Resident poet and rock and roll star Harold Whit Williams is in the midst of a project to catalog the KUT Collection, obtained a few years ago and inhabiting a sizable portion of the Historical Music Recordings Collection (HMRC).
Being that he has a refined sense of both words and music, Whit seems like a good candidate for exploring and discovering some overlooked gems in the trove, and so in this occasional series, he’ll be presenting some of his noteworthy finds.
Lisa Mills / Tempered in Fire
Gorgeous-sounding blues-rock soul from Mobile, Alabama’s Lisa Mills. With her force-of-nature vocals, warm analog tape capture, and a rootsy UK backing band (featuring guitarist Andy Fairweather Low), Mills simply stupefies on these Memphis and Muscle Shoals-inspired tracks. Standouts include a touching take on Otis Redding’s These Arms of Mine, as well as the Stax stomp of Why Do I Still Love You?
The Bell / Make Some Quiet
Post-punk Swedish indie rock never sounded so sweet. Stockholm’s The Bell certainly enjoys twiddling around with synthesizers and drum loops, but it’s that retro guitar jangle up loud in the mix that really rings out to prove their true intent. While Make Some Quiet nods to the synthpop of New Order and Echo & the Bunnymen, there’s something else entirely unique going on here.

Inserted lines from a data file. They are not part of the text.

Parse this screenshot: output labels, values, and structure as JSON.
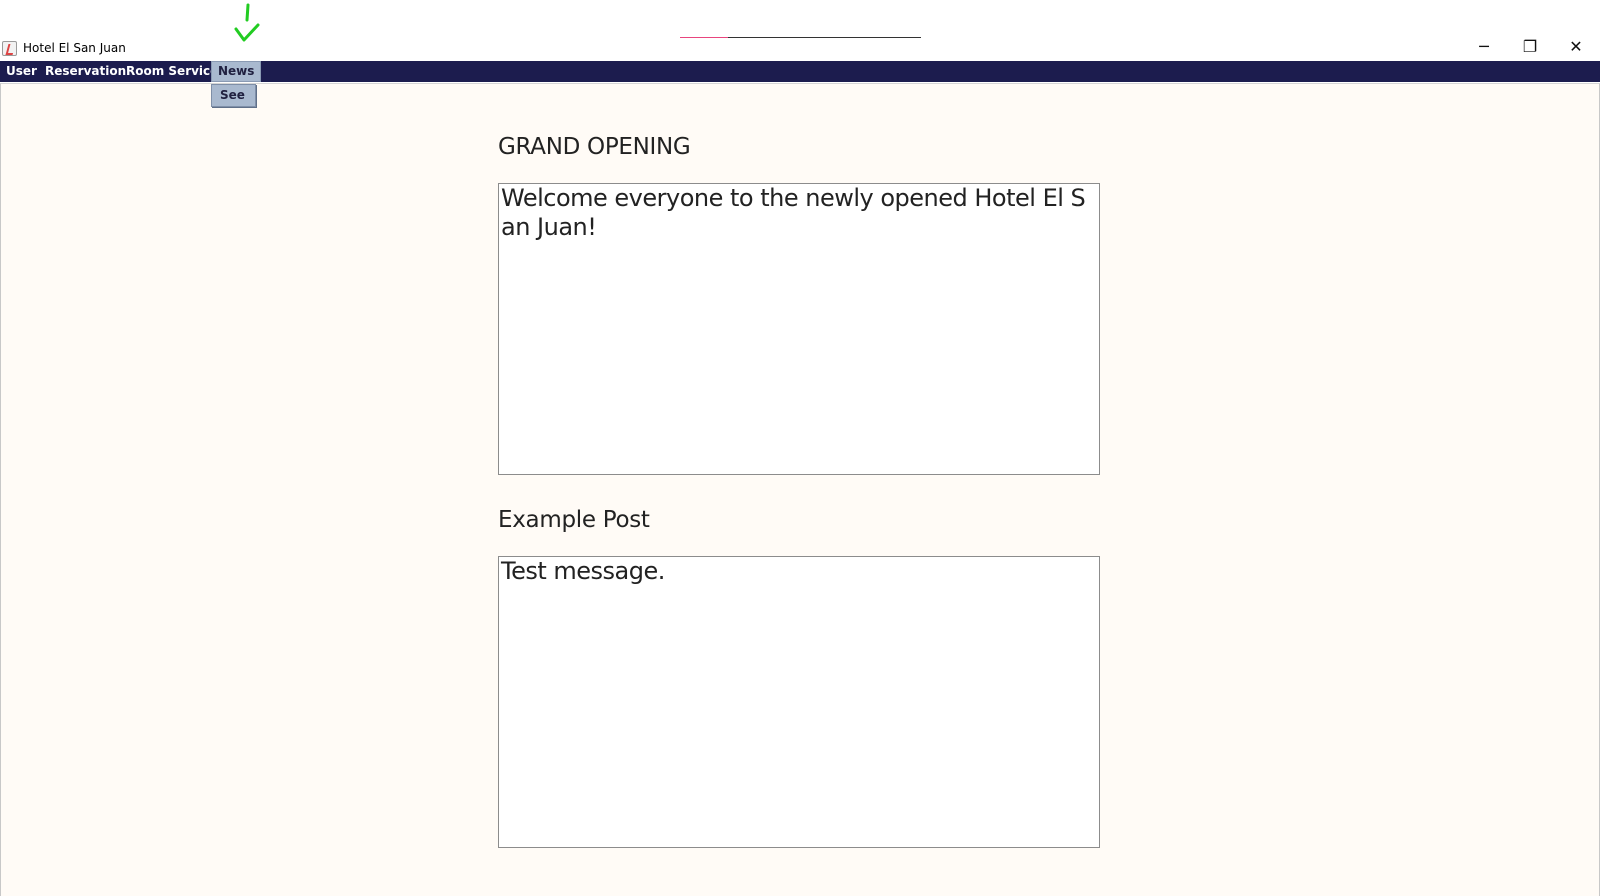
{
  "window": {
    "title": "Hotel El San Juan",
    "controls": {
      "minimize": "─",
      "maximize": "❐",
      "close": "✕"
    },
    "title_progress_fraction": 0.2
  },
  "menubar": {
    "items": [
      {
        "label": "User"
      },
      {
        "label": "Reservation"
      },
      {
        "label": "Room Service"
      },
      {
        "label": "News"
      }
    ]
  },
  "dropdown": {
    "items": [
      {
        "label": "See"
      }
    ]
  },
  "posts": [
    {
      "title": "GRAND OPENING",
      "message": "Welcome everyone to the newly opened Hotel El San Juan!"
    },
    {
      "title": "Example Post",
      "message": "Test message."
    }
  ],
  "colors": {
    "menubar_bg": "#1c1c4e",
    "menu_highlight": "#a9b9cf",
    "content_bg": "#fffbf6",
    "check_mark": "#22cc22"
  }
}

Call it Nordic new-wave for now people.
J Dilla / The Shining
This posthumous collection cements James “J Dilla” Yancey’s place as a giant in the hip-hop world. Producer, rapper, and instrumentalist, he pioneered playing his Akai drum machine live (as opposed to programming it), giving his beats a human feel. Guest MC’s include Common, Black Thought, and Pharoahe Monch, but it’s Dilla’s deep vibing backing tracks that showcase what a colossal influence he was.
John Fremgen / Pieces of String
UT Austin Butler School professor John Fremgen may spend his days teaching music theory and improvisation, but this monster bassist truly educates with his master class for the jazz trio, Pieces of String. Pianist Shelly Berg and drummer Peter Erskine hold their own on this sublime set of standards (Monk, Waldren, Thad Jones), and compliment with a delicate charm on the elegant Fremgen original For A Better Day.
Casino / Volcanes
The Chilean musical response to Britpop’s Oasis, Casino lays down top-notch heavy-handed stadium rock and roll with just the right amount of a Euro shoegaze sheen. From the album’s opening guitar feedback wash, and on through fist-pumping tracks like Velvet, Vicio, and Para Estallar, the stacked amplifiers cranked-up-to-eleven outdoor festival vibe does not disappoint. Party like it’s 1999, indeed.
[Harold Whit Williams is a Content Management Specialist in Music & Multimedia Resources. He writes poetry, is guitarist for the critically acclaimed rock band Cotton Mather, and releases lo-fi guitar-heavy indie pop as DAILY WORKER.]